“Fish Heads” (dir. Salvatore Castellana, 2013, 23:02)
An uncharitable person might point out that Salvatore Castellana’s energetic short film “Fish Heads” is a hash of fairly obvious influences. A foul-mouthed, fast-talking comedy about a heist gone wrong, “Fish Heads” has the plot and dialogue of Quentin Tarantino’s Reservoir Dogs, the low-budget black-and-white grit of Wes Anderson’s original “Bottle Rocket” short (not to mention Kevin Smith’s Clerks), and the musical interludes and dreamy stylistic flourishes of Danny Boyle’s Trainspotting and multiple Martin Scorsese films. “Fish Heads” is familiar, in other words. Then again, so was the work of directors like Scorsese and Tarantino when they started. As the short’s lead character, Psycho (Alex Cendron) says in the opening voiceover, “It’s the details that are important.”

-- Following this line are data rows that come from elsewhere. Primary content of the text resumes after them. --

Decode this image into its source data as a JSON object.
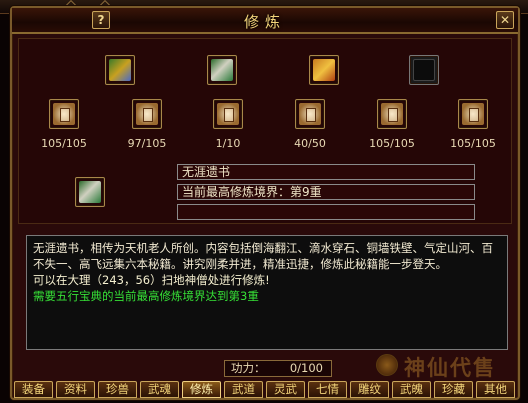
{
  "window": {
    "title": "修炼",
    "help_label": "?",
    "close_label": "✕"
  },
  "top_books": [
    {
      "icon": "five-colored-book-icon"
    },
    {
      "icon": "green-scroll-bundle-icon"
    },
    {
      "icon": "golden-book-icon"
    },
    {
      "icon": "empty-slot-icon"
    }
  ],
  "scrolls": [
    {
      "icon": "orange-scroll-icon",
      "count": "105/105"
    },
    {
      "icon": "pink-scroll-icon",
      "count": "97/105"
    },
    {
      "icon": "white-scroll-icon",
      "count": "1/10"
    },
    {
      "icon": "red-scroll-icon",
      "count": "40/50"
    },
    {
      "icon": "purple-scroll-icon",
      "count": "105/105"
    },
    {
      "icon": "teal-scroll-icon",
      "count": "105/105"
    }
  ],
  "selected": {
    "icon": "scroll-bundle-icon",
    "name": "无涯遗书",
    "realm": "当前最高修炼境界：第9重",
    "extra": ""
  },
  "description": {
    "main": "无涯遗书，相传为天机老人所创。内容包括倒海翻江、滴水穿石、铜墙铁壁、气定山河、百不失一、高飞远集六本秘籍。讲究刚柔并进，精准迅捷，修炼此秘籍能一步登天。",
    "location": "可以在大理（243，56）扫地神僧处进行修炼!",
    "requirement": "需要五行宝典的当前最高修炼境界达到第3重"
  },
  "gongli": {
    "label": "功力：",
    "value": "0/100"
  },
  "watermark": {
    "text": "神仙代售"
  },
  "tabs": [
    "装备",
    "资料",
    "珍兽",
    "武魂",
    "修炼",
    "武道",
    "灵武",
    "七情",
    "雕纹",
    "武魄",
    "珍藏",
    "其他"
  ],
  "active_tab": "修炼"
}
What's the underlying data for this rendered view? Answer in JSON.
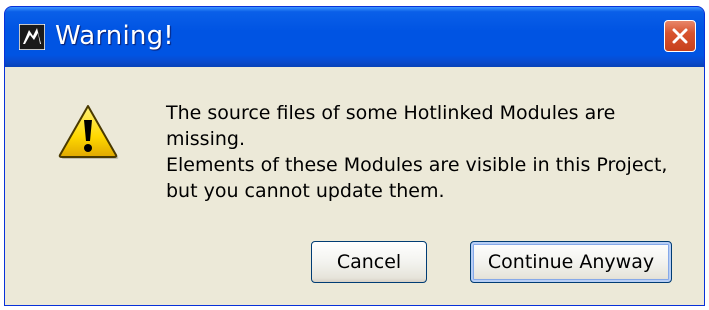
{
  "window": {
    "title": "Warning!",
    "icons": {
      "app": "app-logo-icon",
      "close": "close-icon",
      "warning": "warning-triangle-icon"
    }
  },
  "message": {
    "line1": "The source files of some Hotlinked Modules are missing.",
    "line2": "Elements of these Modules are visible in this Project, but you cannot update them."
  },
  "buttons": {
    "cancel": "Cancel",
    "continue": "Continue Anyway"
  },
  "colors": {
    "titlebar": "#0054E3",
    "dialog_bg": "#ECE9D8",
    "close_button": "#D8542F",
    "warning_yellow": "#FFD800"
  }
}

In the case of “Fish Heads,” the most important detail is how Castellana pays attention to the craft of acting—not just in terms of hiring professionals for the film itself, but in making “Fish Heads” about people who play roles. The characters in this short are all pulpy stereotypes, with nicknames like “Smart Ass” and “Sexy Bitch,” and they’re all (mostly) aware of both their dynamic with each other and the parts they’re supposed to play when they pull the job. Castellana jumbles the chronology some, letting viewers know early on that something went awry with the heist, then flashing back to fill in the reasons. But between the gang’s profane conversations about the lessons of the movie Troy and their spirited debates over whether fish experience pleasure, “Fish Heads” shows that while it’s fun to watch colorful criminals—even in black and white—it isn’t always so fun to be these people.
Previous “Short Cuts” columns can be found here.